» TASK OBJECTIVE
Filter the data for lines with the word "humidity", then copy every line so identified.

» RECORDS SUPPLIED
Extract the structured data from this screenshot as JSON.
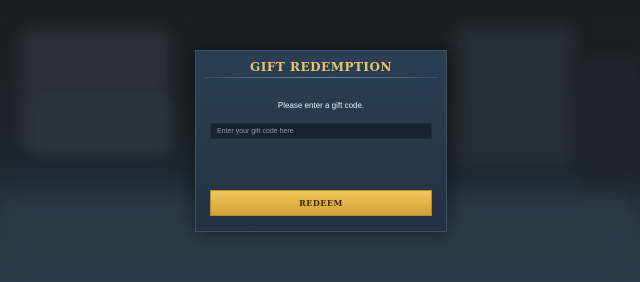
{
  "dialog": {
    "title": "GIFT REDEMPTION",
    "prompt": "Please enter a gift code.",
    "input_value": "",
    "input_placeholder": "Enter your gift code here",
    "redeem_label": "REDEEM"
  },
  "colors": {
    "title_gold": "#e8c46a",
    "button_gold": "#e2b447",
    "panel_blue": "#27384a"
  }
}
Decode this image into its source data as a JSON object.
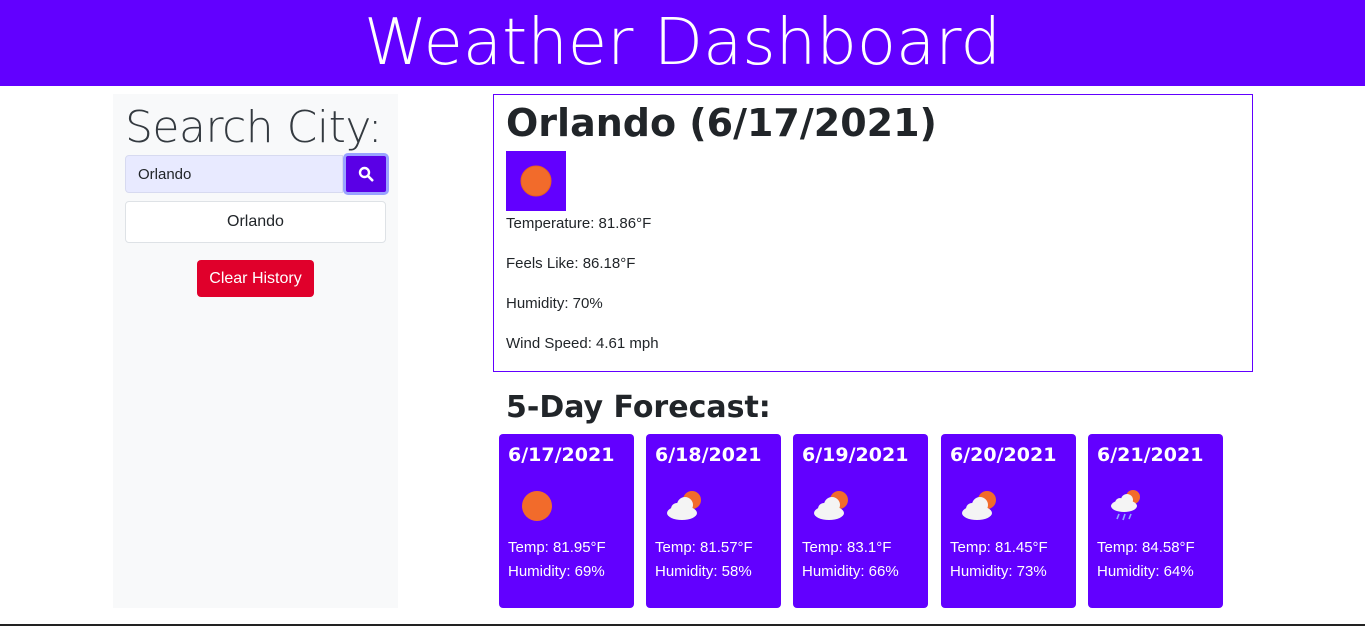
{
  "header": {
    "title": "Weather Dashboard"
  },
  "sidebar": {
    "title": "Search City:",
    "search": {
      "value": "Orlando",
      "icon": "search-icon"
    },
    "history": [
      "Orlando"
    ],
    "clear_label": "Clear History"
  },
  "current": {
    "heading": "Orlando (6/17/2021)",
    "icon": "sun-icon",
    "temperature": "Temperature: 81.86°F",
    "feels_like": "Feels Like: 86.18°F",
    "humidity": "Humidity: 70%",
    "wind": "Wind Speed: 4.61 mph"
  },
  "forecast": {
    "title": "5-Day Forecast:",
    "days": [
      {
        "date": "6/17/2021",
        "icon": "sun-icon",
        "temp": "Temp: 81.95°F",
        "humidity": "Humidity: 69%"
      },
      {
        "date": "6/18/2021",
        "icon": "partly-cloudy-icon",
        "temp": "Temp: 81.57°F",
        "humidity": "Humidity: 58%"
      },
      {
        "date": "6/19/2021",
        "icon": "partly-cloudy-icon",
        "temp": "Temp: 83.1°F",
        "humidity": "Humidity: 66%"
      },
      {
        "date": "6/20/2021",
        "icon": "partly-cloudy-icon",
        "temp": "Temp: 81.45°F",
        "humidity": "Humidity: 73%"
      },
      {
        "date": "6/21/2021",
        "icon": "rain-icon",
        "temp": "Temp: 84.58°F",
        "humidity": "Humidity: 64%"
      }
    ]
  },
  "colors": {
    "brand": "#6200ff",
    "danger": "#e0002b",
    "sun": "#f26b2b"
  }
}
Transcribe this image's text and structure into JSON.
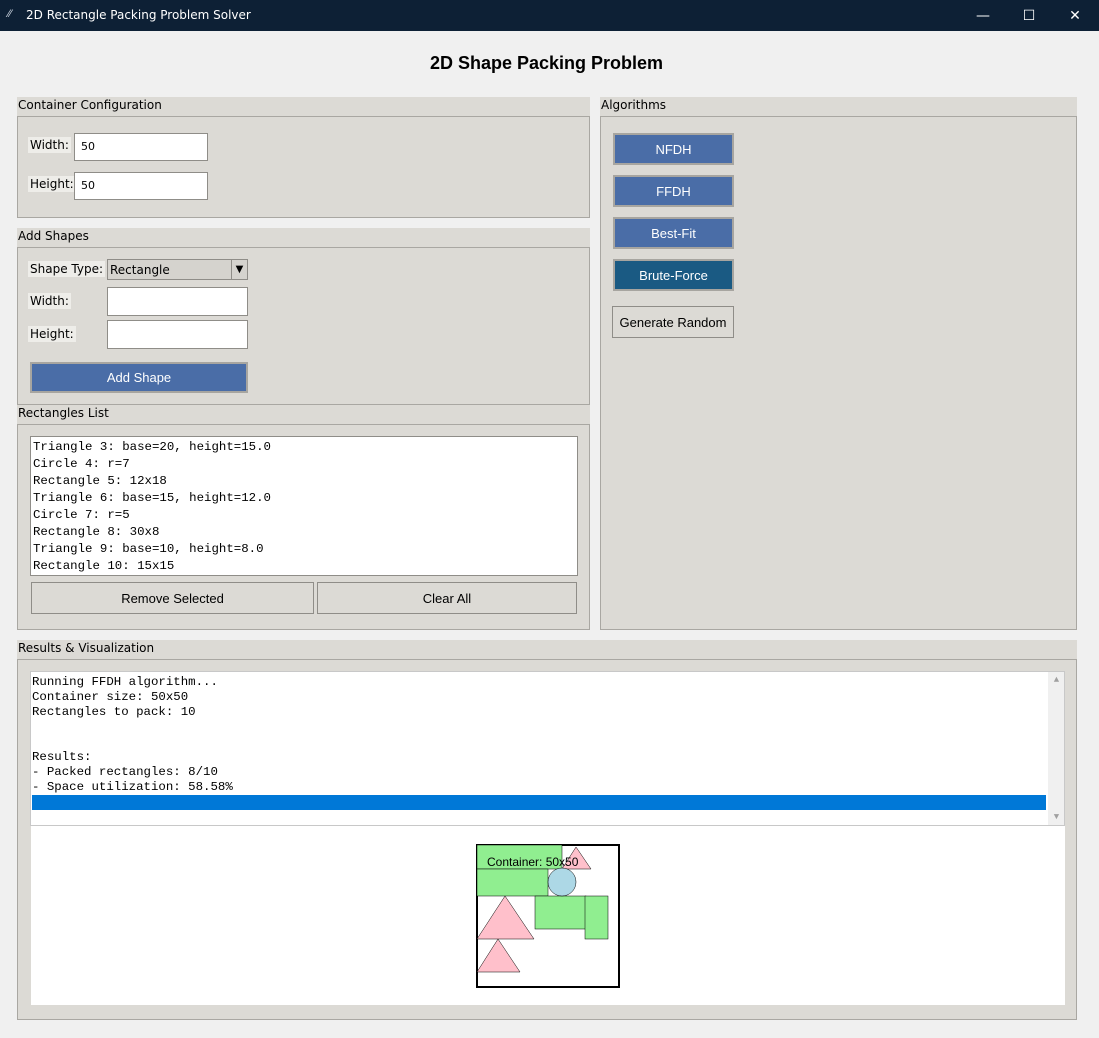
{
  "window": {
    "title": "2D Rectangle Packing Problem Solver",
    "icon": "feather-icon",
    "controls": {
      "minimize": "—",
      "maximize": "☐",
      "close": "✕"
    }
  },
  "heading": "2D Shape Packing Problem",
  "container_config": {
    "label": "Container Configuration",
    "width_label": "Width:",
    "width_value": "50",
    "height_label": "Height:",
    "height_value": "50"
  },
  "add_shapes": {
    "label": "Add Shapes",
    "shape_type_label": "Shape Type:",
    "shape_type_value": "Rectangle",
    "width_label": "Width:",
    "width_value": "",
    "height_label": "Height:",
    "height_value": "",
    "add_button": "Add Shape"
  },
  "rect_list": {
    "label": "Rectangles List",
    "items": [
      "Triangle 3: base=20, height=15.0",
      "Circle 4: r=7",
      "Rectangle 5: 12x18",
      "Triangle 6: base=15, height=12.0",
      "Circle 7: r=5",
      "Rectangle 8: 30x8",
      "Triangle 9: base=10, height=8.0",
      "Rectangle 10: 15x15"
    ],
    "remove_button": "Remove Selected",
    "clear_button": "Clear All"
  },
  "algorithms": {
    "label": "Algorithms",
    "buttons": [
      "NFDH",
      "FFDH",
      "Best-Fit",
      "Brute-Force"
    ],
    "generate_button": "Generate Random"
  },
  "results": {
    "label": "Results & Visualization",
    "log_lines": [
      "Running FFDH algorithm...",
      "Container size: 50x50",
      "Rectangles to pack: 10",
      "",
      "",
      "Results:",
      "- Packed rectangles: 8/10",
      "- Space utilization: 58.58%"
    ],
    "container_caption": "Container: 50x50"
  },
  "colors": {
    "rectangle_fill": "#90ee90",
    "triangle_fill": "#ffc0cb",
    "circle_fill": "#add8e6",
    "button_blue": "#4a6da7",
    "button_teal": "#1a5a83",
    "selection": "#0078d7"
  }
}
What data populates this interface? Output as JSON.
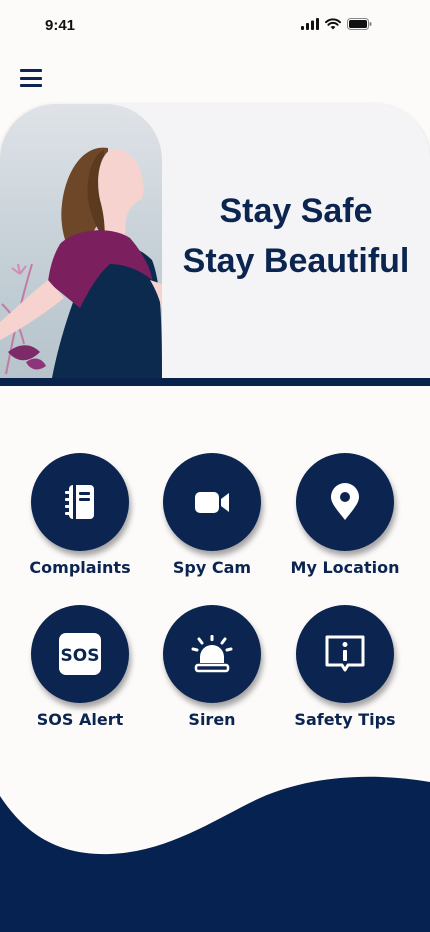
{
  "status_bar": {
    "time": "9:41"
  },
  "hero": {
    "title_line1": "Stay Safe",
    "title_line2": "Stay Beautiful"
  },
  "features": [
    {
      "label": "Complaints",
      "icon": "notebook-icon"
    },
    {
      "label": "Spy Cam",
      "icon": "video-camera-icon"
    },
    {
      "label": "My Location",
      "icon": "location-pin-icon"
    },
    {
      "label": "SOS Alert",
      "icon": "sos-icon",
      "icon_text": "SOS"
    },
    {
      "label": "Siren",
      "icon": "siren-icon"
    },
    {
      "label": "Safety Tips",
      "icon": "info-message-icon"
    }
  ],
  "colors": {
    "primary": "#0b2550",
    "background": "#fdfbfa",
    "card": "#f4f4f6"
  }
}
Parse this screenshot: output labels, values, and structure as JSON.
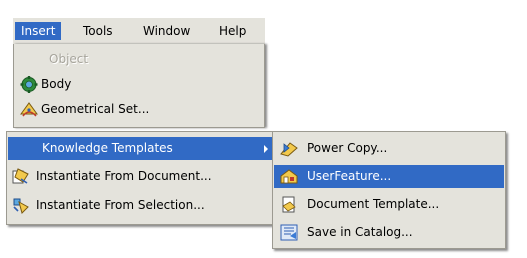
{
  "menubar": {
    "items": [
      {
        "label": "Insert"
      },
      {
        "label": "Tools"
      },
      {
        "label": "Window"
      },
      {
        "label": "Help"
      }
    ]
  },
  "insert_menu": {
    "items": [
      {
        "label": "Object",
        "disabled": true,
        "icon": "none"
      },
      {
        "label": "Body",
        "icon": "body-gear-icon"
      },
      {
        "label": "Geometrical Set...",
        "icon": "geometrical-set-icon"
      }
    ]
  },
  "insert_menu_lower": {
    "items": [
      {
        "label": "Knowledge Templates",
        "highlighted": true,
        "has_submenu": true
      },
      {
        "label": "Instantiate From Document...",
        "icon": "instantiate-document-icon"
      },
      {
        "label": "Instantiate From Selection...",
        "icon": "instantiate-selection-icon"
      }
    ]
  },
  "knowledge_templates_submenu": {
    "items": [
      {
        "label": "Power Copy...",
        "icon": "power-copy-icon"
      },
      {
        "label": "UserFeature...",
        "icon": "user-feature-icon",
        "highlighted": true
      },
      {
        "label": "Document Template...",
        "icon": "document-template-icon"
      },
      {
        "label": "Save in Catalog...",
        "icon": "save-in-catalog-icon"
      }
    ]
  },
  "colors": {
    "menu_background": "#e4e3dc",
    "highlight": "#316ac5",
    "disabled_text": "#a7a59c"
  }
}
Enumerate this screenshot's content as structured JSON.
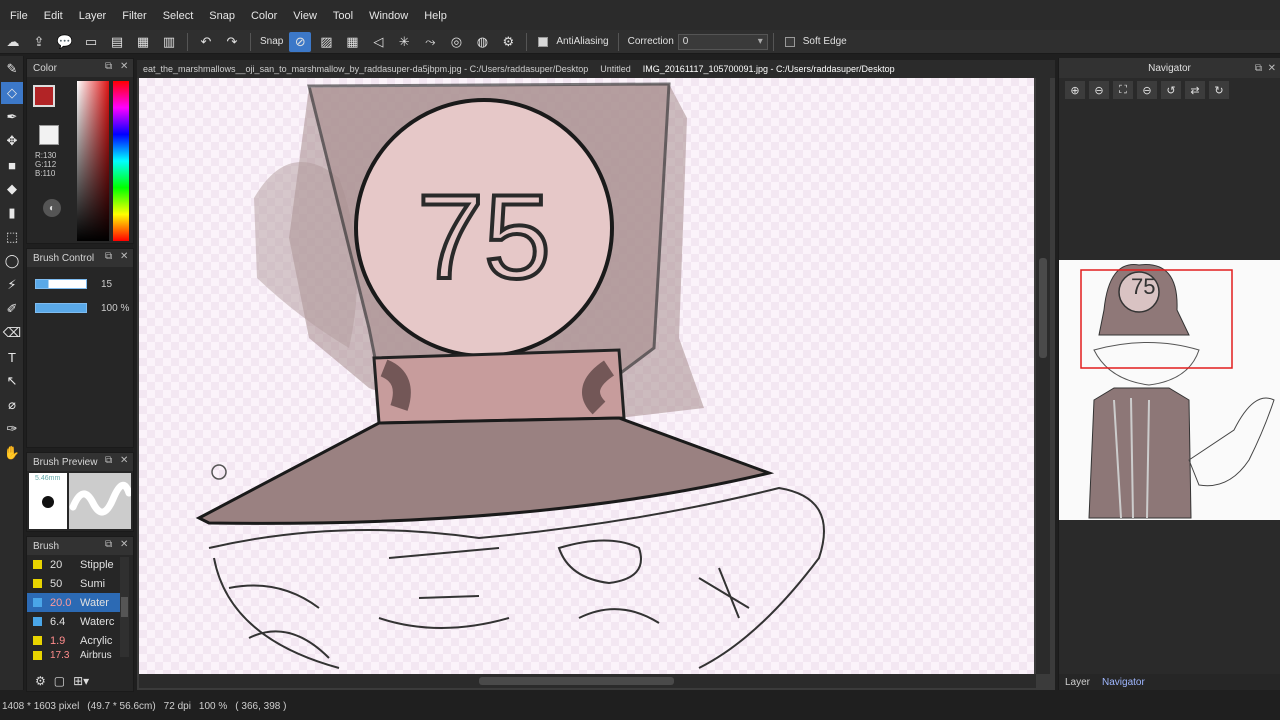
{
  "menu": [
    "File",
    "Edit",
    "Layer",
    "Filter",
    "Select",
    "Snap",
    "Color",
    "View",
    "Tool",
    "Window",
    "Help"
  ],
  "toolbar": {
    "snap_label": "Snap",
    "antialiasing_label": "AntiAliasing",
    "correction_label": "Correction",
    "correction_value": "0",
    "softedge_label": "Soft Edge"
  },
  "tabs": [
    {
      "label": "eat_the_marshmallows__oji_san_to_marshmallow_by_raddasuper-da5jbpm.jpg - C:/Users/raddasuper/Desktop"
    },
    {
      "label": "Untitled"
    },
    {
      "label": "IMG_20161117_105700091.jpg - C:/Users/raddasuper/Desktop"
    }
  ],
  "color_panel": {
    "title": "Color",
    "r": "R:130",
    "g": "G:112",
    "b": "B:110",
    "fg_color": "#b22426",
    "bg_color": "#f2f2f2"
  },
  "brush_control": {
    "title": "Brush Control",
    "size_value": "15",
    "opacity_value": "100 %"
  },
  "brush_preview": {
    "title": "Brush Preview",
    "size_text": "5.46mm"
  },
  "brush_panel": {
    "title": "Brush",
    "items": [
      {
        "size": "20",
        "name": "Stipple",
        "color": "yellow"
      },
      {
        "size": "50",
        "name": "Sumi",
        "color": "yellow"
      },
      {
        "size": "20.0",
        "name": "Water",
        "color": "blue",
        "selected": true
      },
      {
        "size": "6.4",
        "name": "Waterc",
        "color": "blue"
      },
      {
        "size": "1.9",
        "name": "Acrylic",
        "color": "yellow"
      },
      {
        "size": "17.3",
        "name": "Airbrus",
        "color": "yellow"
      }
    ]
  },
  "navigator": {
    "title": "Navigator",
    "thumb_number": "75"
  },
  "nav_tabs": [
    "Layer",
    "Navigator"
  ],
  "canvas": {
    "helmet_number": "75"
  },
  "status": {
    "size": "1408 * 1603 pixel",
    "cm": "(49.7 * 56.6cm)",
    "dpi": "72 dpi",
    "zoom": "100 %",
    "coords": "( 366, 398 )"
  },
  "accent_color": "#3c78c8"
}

» WRITTEN REPLY
    "humidity": "Humidity: 70%",
        "humidity": "Humidity: 69%"
        "humidity": "Humidity: 58%"
        "humidity": "Humidity: 66%"
        "humidity": "Humidity: 73%"
        "humidity": "Humidity: 64%"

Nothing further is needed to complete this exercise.